It’s hot. So it would seem that a hearty, garlicky, potato + white bean soup is just the ticket, no? I didn’t think so either, and in fact, I made this soup simply to use up the two big bunches of garlic scapes that were in the fridge, anticipating yet another bunch in this week’s CSA. I thought I would simply make the soup and freeze it, assuming that a thick-n-hearty soup was not the thing to offset my popsicle-and-popsicle diet of the last few days. But, you see, I was wrong: turns out this soup is just the ticket.
It’s garlicky, but that light, floral, almost delicate and grassy-green garlic of the scape, rather than the bulb. It’s thick, without being overly rich; filling, without being fat-laden or heavy. It’s been disappearing surprisingly quickly from the fridge, considering the weather in the past few days has hardly seemed soup-conducive; but this soup is nicely filling yet freshly flavored with scapes & basil, thick enough, after a day in the fridge, to serve as a dip of sorts, with crusty bread, tasty while hot, but also while just warmer than room temp, and satisfying in that thank-goodness-it’s-not-another-salad way.
This recipe packs in a full pound of garlic scapes and I suspect you could even increase that a bit without the garlic becoming overwhelming (admittedly, I’m not sure I’ve ever had too much garlic). The white beans give the soup a lovely, smooth, almost unctuous texture and a flavor that complements the garlic scapes quite nicely, but I expect you could make a good version with just potatoes & onion, if you don’t have the time or inclination to cook up a pot of beans. The fresh herb you choose is key here, as the soup is rather delicately flavored and really takes on the flavor of the herb. I had basil, tarragon and fresh dill on hand, so I tasted a small spoonful of soup with a sprig or two of each herb.
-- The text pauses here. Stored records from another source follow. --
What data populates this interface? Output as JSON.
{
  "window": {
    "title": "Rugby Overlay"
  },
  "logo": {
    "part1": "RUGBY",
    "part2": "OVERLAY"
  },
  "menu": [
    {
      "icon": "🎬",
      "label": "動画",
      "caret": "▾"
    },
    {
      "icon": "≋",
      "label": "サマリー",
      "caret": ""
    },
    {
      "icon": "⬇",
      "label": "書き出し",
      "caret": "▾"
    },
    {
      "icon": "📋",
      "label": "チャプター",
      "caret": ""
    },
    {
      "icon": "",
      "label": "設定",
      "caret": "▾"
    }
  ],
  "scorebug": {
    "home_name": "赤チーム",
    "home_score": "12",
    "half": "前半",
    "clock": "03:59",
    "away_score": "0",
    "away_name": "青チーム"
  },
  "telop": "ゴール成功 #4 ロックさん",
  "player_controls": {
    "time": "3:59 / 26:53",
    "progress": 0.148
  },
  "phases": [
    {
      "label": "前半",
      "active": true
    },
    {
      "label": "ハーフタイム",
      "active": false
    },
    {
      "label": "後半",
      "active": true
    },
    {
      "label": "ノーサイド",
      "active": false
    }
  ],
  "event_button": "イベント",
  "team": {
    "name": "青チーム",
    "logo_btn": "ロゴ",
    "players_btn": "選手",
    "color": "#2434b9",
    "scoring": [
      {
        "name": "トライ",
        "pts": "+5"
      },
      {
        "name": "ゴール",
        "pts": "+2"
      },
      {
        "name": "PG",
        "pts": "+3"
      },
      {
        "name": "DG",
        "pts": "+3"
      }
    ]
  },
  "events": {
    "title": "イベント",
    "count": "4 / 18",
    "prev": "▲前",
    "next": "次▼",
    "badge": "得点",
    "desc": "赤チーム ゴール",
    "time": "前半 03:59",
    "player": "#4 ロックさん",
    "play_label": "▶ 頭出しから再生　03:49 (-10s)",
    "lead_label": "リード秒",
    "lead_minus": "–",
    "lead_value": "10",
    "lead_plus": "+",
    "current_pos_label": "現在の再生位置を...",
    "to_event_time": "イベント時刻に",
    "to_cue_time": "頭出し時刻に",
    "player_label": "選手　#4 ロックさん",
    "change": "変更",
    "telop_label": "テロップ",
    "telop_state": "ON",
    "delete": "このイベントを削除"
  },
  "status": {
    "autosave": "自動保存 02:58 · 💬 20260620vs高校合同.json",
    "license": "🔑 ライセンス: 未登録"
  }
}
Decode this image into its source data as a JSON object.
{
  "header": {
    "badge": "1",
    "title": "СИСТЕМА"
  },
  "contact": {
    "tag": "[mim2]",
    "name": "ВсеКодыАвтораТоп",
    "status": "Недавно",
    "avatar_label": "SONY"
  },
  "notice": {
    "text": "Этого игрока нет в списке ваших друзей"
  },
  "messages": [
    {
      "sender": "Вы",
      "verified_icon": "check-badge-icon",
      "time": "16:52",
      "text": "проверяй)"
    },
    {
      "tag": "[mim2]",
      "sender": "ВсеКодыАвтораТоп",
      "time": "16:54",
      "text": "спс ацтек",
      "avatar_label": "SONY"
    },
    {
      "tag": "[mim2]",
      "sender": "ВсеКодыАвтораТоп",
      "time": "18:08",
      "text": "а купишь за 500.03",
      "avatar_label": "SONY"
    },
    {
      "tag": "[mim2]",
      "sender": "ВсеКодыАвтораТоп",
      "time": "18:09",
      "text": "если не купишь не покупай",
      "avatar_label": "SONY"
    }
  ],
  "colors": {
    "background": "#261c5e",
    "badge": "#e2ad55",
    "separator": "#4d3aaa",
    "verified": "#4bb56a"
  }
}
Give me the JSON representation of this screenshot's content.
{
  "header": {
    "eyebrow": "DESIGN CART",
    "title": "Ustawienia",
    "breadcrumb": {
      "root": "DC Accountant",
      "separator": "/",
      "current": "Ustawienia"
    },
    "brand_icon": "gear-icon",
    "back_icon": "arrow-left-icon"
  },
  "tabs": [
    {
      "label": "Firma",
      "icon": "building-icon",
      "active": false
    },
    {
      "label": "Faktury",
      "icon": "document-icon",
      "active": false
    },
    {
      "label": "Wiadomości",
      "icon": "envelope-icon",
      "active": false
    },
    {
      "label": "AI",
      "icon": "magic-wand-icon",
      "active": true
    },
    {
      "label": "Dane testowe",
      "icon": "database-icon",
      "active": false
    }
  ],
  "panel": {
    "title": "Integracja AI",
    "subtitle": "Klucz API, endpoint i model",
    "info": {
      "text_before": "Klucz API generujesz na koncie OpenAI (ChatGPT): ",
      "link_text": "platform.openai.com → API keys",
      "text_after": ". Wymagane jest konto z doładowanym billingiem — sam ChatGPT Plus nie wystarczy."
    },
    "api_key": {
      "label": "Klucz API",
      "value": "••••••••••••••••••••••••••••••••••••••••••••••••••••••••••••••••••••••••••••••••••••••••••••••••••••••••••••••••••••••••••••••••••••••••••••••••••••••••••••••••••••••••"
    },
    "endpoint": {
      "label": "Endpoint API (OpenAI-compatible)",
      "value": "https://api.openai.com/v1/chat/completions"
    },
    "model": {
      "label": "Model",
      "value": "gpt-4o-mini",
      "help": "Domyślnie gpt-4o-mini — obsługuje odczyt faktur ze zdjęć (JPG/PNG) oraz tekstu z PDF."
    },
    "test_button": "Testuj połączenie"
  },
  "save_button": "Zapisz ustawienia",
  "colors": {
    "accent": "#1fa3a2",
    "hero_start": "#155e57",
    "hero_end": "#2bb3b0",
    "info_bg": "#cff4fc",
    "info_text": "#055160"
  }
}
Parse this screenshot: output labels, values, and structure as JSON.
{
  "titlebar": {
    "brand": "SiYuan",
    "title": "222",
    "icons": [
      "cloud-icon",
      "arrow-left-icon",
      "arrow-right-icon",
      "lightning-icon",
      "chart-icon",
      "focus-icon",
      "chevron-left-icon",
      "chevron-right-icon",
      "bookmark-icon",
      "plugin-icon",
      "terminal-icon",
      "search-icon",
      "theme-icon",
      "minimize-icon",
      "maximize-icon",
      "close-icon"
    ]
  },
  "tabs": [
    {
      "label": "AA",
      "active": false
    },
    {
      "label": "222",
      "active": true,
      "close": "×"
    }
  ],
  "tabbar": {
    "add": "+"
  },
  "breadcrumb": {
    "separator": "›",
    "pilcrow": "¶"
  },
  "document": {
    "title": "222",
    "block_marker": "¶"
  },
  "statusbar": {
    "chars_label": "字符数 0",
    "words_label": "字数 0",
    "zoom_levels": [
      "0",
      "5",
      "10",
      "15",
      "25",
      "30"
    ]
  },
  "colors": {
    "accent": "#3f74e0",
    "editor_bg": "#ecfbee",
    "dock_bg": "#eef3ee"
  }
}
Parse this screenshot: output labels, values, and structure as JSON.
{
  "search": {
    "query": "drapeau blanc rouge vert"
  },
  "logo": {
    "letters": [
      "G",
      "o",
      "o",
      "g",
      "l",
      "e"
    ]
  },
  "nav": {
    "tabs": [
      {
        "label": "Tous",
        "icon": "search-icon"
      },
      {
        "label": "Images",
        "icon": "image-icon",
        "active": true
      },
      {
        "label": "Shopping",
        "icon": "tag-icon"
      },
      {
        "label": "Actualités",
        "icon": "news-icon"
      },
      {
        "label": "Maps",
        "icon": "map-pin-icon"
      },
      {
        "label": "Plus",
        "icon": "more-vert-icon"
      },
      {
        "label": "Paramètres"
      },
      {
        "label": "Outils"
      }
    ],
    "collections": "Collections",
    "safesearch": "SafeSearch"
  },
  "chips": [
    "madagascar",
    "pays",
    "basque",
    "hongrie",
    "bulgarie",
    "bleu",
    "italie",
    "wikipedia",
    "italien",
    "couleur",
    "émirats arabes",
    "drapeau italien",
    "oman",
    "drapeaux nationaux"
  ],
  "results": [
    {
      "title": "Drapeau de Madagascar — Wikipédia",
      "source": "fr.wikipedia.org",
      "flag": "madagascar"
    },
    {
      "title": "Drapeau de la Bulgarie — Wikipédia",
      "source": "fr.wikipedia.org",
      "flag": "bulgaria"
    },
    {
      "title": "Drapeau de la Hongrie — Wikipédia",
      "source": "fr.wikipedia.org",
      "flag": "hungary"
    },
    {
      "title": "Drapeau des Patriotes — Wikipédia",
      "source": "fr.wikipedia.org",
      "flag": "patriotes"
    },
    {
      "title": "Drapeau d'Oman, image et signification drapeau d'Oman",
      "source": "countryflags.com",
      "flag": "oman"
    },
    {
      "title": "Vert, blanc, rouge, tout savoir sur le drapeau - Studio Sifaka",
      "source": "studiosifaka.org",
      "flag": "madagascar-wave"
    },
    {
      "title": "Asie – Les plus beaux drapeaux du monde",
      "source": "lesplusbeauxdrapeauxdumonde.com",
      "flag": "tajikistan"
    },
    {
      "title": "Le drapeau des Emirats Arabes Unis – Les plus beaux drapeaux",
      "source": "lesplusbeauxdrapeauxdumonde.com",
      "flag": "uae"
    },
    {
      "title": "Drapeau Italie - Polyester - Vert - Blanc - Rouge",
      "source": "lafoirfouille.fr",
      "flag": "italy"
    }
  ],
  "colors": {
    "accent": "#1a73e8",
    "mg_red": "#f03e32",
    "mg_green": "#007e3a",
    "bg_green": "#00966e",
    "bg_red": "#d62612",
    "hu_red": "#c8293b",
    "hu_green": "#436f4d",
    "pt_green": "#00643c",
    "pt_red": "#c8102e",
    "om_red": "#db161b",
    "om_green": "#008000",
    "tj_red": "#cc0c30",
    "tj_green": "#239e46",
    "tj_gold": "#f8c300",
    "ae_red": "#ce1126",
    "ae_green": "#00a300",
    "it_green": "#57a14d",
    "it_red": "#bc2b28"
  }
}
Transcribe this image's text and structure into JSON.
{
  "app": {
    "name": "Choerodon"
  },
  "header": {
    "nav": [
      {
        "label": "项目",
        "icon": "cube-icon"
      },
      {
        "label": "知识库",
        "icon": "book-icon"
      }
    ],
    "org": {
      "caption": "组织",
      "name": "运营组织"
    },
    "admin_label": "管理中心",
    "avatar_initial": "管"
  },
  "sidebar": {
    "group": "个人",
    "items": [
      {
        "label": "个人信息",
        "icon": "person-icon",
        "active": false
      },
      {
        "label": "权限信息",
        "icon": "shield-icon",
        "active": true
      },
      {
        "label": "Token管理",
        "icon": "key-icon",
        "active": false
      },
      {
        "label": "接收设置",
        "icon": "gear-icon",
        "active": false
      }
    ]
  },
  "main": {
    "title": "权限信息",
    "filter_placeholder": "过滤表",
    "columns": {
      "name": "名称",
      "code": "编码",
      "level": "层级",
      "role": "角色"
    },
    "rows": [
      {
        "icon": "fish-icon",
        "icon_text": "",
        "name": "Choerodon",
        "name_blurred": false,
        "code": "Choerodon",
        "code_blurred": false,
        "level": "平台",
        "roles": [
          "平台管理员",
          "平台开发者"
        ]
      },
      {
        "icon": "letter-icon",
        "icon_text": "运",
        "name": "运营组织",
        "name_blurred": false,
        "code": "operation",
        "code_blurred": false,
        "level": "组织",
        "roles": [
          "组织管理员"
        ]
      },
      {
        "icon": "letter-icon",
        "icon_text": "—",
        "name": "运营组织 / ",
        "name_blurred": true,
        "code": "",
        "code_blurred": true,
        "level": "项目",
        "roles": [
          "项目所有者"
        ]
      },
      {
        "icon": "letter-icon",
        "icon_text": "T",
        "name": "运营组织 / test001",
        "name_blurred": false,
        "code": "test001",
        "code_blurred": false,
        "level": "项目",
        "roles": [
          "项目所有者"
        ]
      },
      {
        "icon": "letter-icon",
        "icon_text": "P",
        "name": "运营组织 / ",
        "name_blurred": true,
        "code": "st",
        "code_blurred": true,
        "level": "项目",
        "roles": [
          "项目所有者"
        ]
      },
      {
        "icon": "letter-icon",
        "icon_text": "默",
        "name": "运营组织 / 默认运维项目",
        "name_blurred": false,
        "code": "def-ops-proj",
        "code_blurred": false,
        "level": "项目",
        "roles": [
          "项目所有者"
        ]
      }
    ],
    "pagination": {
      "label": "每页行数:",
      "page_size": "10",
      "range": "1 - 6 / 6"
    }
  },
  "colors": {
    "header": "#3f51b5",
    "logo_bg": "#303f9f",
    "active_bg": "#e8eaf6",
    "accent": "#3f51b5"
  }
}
I liked basil the best, but on another day, I might have gone with tarragon. I expect oregano, thyme, summer savory or rosemary would all be tasty options. Even mint, maybe with a dash of lemon juice to brighten it all up. Whatever is jumping out of your garden, or your CSA bag, will do. And then you’ll have some lovely soup for the freezer, bright with garden-fresh herbs and summery garlic scapes: if any of it makes it there.
- 3 tbsp butter
- 1 large yellow onion, diced
- 1 lb garlic scapes, with flower heads, chopped (reserve 2 flower heads for garnish)
- 2 large potatoes (about 1 lb), peeled and diced
- 2 cups stock (I used chicken)
- 2 cups water
- salt & freshly ground black pepper, to taste
- about 3 cups cooked cannellini beans (about 2, 15-oz cans, rinsed), or other white bean
- a good handful of fresh basil leaves, slivered, or other fresh herb
- Melt butter over medium-low heat in a medium (5-quart) Dutch oven or stockpot. Once foam subsides, add onion and scapes. Stir and sauté over low heat until vegetables are softened and fragrant, about 10 minutes. Add potatoes, water, stock, salt & pepper: stir, cover and bring to a boil over high heat. Reduce heat to low and simmer, covered, until potatoes are just tender, about 15 -20 minutes. Add cooked white beans, cover and continue to simmer for 5 – 10 minutes, to heat beans through and allow flavors to blend.
- Blend soup (I use an immersion blender). Taste and adjust seasonings. Allow to simmer over low heat, uncovered, if soup needs thickening. Stir in fresh herbs, garnish with slivered flower head, and serve hot.
- This dish is easily made vegetarian with the use of a vegetable stock and vegan with olive oil in place of butter.
- Garlic scapes are delicately flavored, so this soup really takes on the flavor of whatever fresh herb you use: add more powerfully flavored herbs (rosemary, sage, etc) sparingly and allow flavors to blend, off heat, for a few minutes before tasting & adjusting.
- I used runner cannellini beans from Rancho Gordo, cooked from scratch with a few scallions and garlic cloves in the pot. You can sometimes find local white beans from Cayuga Pure Organics or Wild Hive Farm Cafe.
Refrigerated for up to 5 days: frozen for 6 months.